(Data entries)
────────────────────

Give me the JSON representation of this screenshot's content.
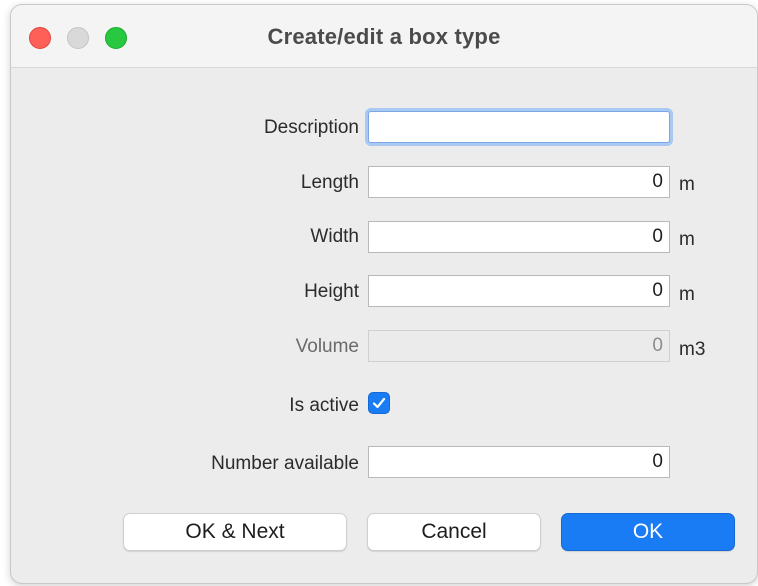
{
  "window": {
    "title": "Create/edit a box type"
  },
  "form": {
    "description": {
      "label": "Description",
      "value": ""
    },
    "length": {
      "label": "Length",
      "value": "0",
      "unit": "m"
    },
    "width": {
      "label": "Width",
      "value": "0",
      "unit": "m"
    },
    "height": {
      "label": "Height",
      "value": "0",
      "unit": "m"
    },
    "volume": {
      "label": "Volume",
      "value": "0",
      "unit": "m3"
    },
    "is_active": {
      "label": "Is active",
      "checked": true
    },
    "number_available": {
      "label": "Number available",
      "value": "0"
    }
  },
  "buttons": {
    "ok_next": "OK & Next",
    "cancel": "Cancel",
    "ok": "OK"
  },
  "colors": {
    "accent": "#1a7cf5",
    "close": "#fe5f57",
    "minimize": "#d9d9d9",
    "zoom": "#28c840"
  }
}
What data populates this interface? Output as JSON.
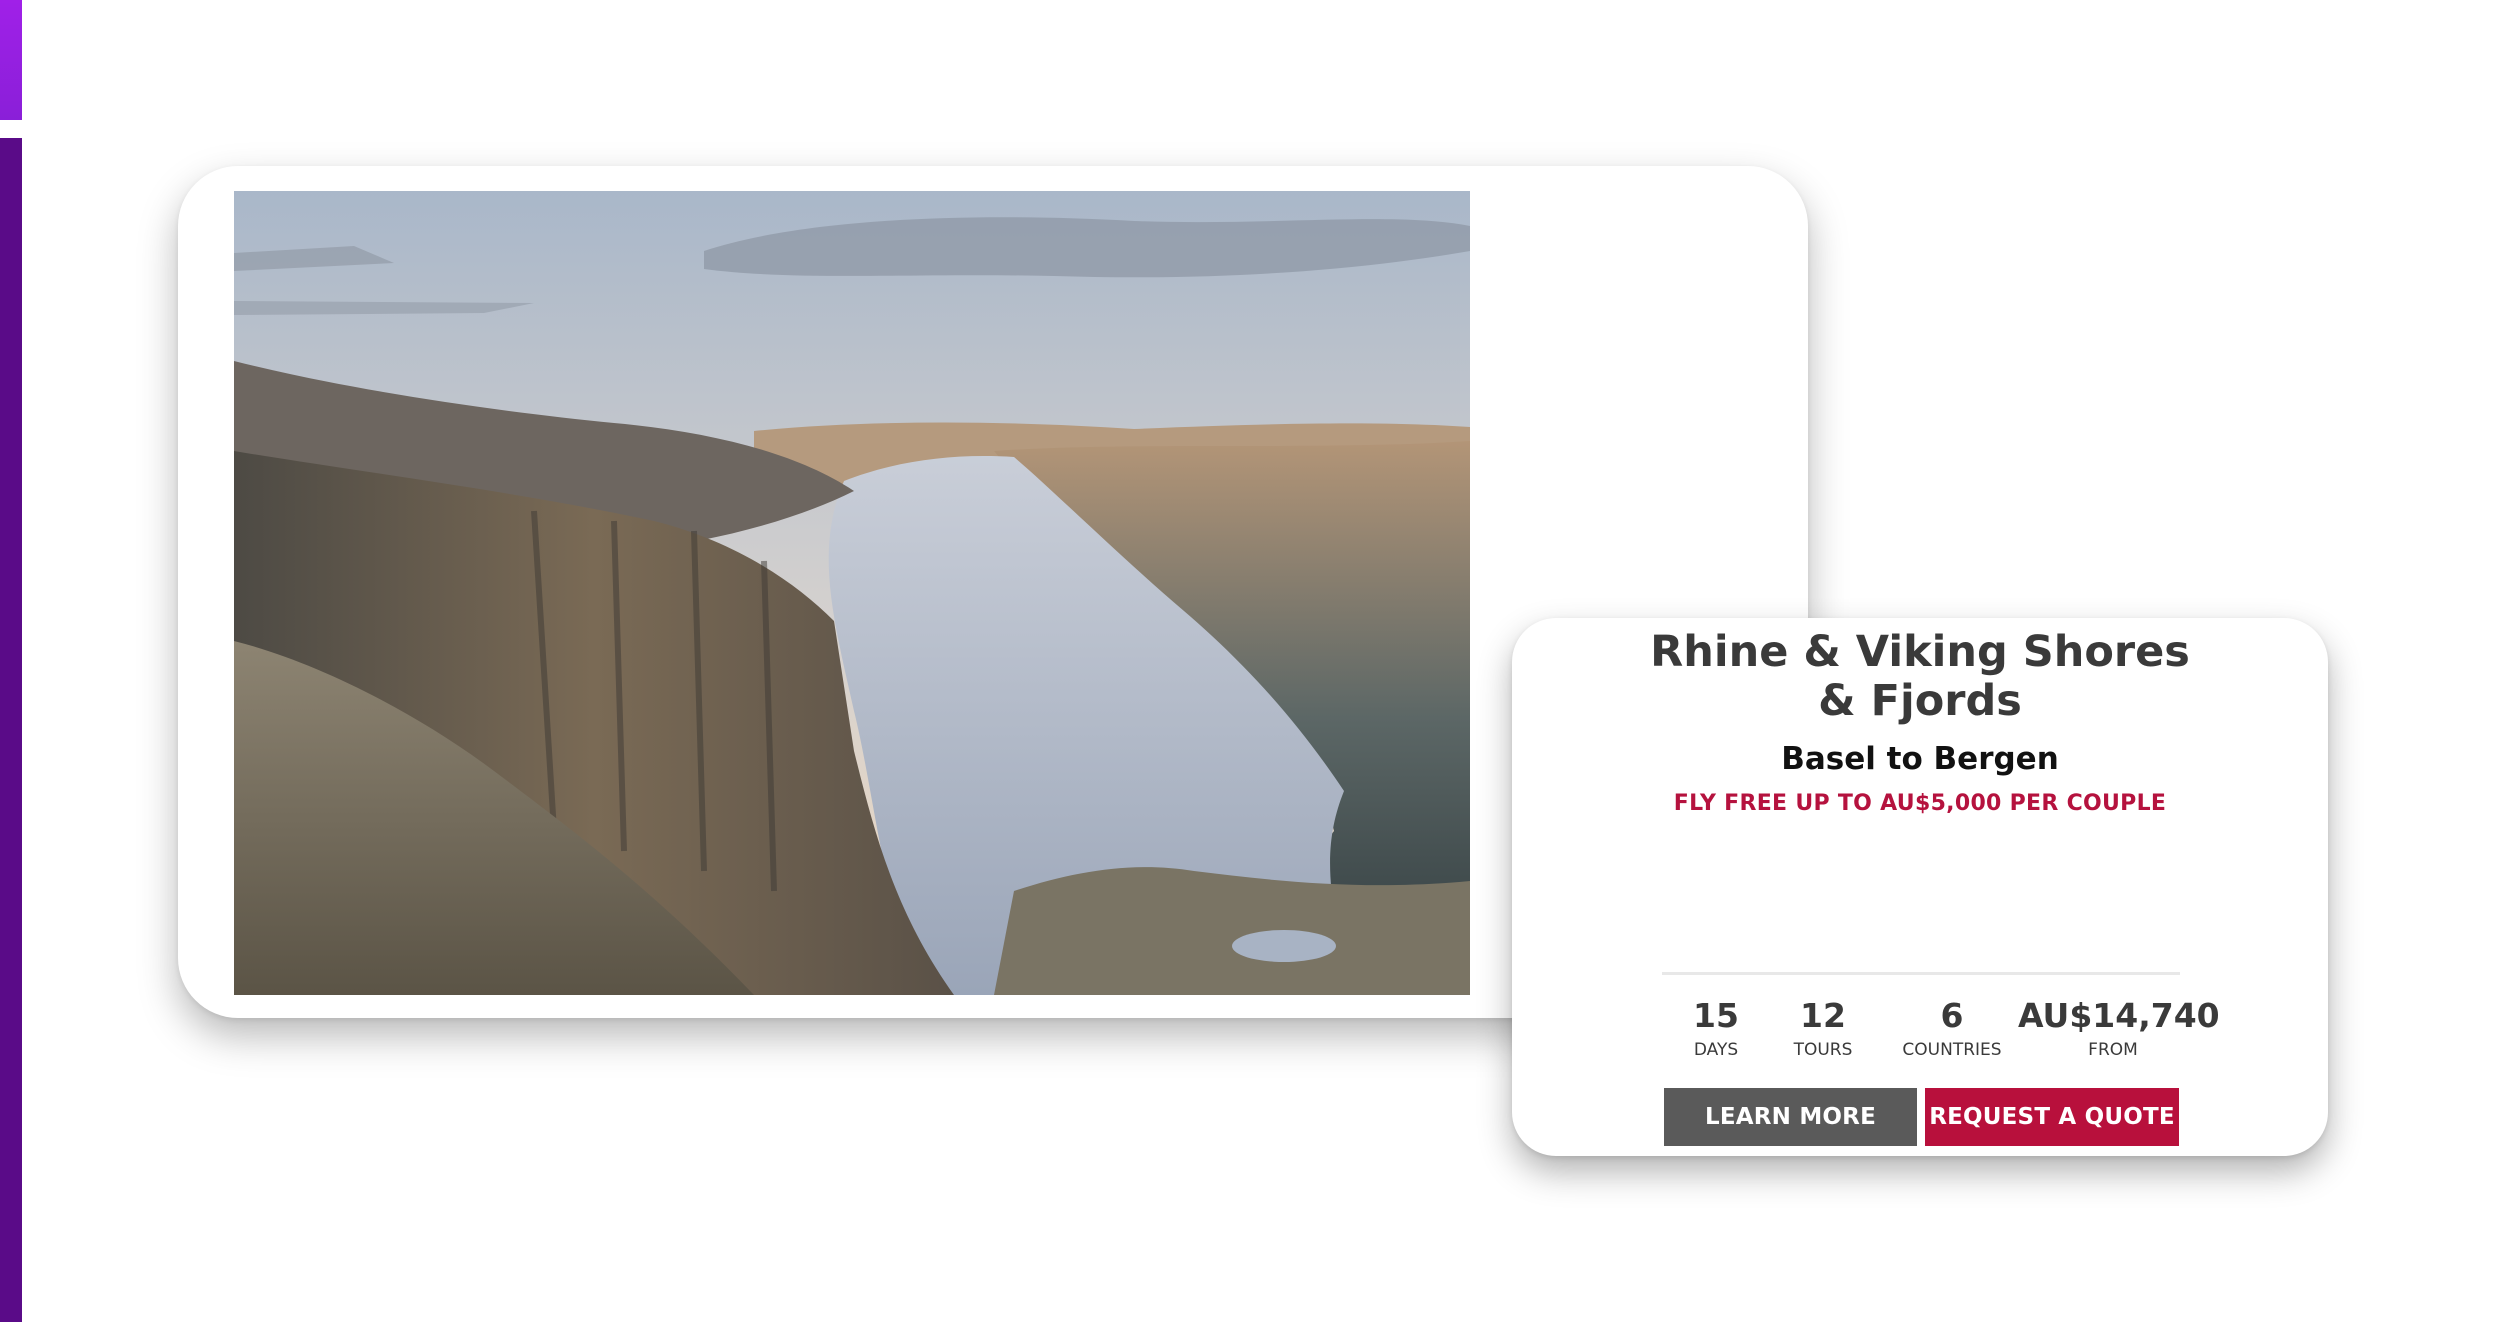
{
  "theme": {
    "accent_purple": "#a020e8",
    "accent_dark_purple": "#5a0b88",
    "brand_red": "#b8103c",
    "button_gray": "#5a5a5a"
  },
  "hero_image": {
    "subject": "Norwegian fjord with steep cliffs under a pastel sky"
  },
  "tour": {
    "title": "Rhine & Viking Shores\n& Fjords",
    "route": "Basel to Bergen",
    "offer": "FLY FREE UP TO AU$5,000 PER COUPLE",
    "stats": [
      {
        "value": "15",
        "label": "DAYS"
      },
      {
        "value": "12",
        "label": "TOURS"
      },
      {
        "value": "6",
        "label": "COUNTRIES"
      },
      {
        "value": "AU$14,740",
        "label": "FROM"
      }
    ],
    "buttons": {
      "learn_more": "LEARN MORE",
      "request_quote": "REQUEST A QUOTE"
    }
  }
}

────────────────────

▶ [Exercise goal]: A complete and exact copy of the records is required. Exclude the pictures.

▶ [Response to the task]:
Give me the JSON representation of this screenshot's content.
{
  "window": {
    "title": "Create/edit a box type"
  },
  "form": {
    "description": {
      "label": "Description",
      "value": ""
    },
    "length": {
      "label": "Length",
      "value": "0",
      "unit": "m"
    },
    "width": {
      "label": "Width",
      "value": "0",
      "unit": "m"
    },
    "height": {
      "label": "Height",
      "value": "0",
      "unit": "m"
    },
    "volume": {
      "label": "Volume",
      "value": "0",
      "unit": "m3"
    },
    "is_active": {
      "label": "Is active",
      "checked": true
    },
    "number_available": {
      "label": "Number available",
      "value": "0"
    }
  },
  "buttons": {
    "ok_next": "OK & Next",
    "cancel": "Cancel",
    "ok": "OK"
  },
  "colors": {
    "accent": "#1a7cf5",
    "close": "#fe5f57",
    "minimize": "#d9d9d9",
    "zoom": "#28c840"
  }
}
What data populates this interface? Output as JSON.
{
  "theme": {
    "accent_purple": "#a020e8",
    "accent_dark_purple": "#5a0b88",
    "brand_red": "#b8103c",
    "button_gray": "#5a5a5a"
  },
  "hero_image": {
    "subject": "Norwegian fjord with steep cliffs under a pastel sky"
  },
  "tour": {
    "title": "Rhine & Viking Shores\n& Fjords",
    "route": "Basel to Bergen",
    "offer": "FLY FREE UP TO AU$5,000 PER COUPLE",
    "stats": [
      {
        "value": "15",
        "label": "DAYS"
      },
      {
        "value": "12",
        "label": "TOURS"
      },
      {
        "value": "6",
        "label": "COUNTRIES"
      },
      {
        "value": "AU$14,740",
        "label": "FROM"
      }
    ],
    "buttons": {
      "learn_more": "LEARN MORE",
      "request_quote": "REQUEST A QUOTE"
    }
  }
}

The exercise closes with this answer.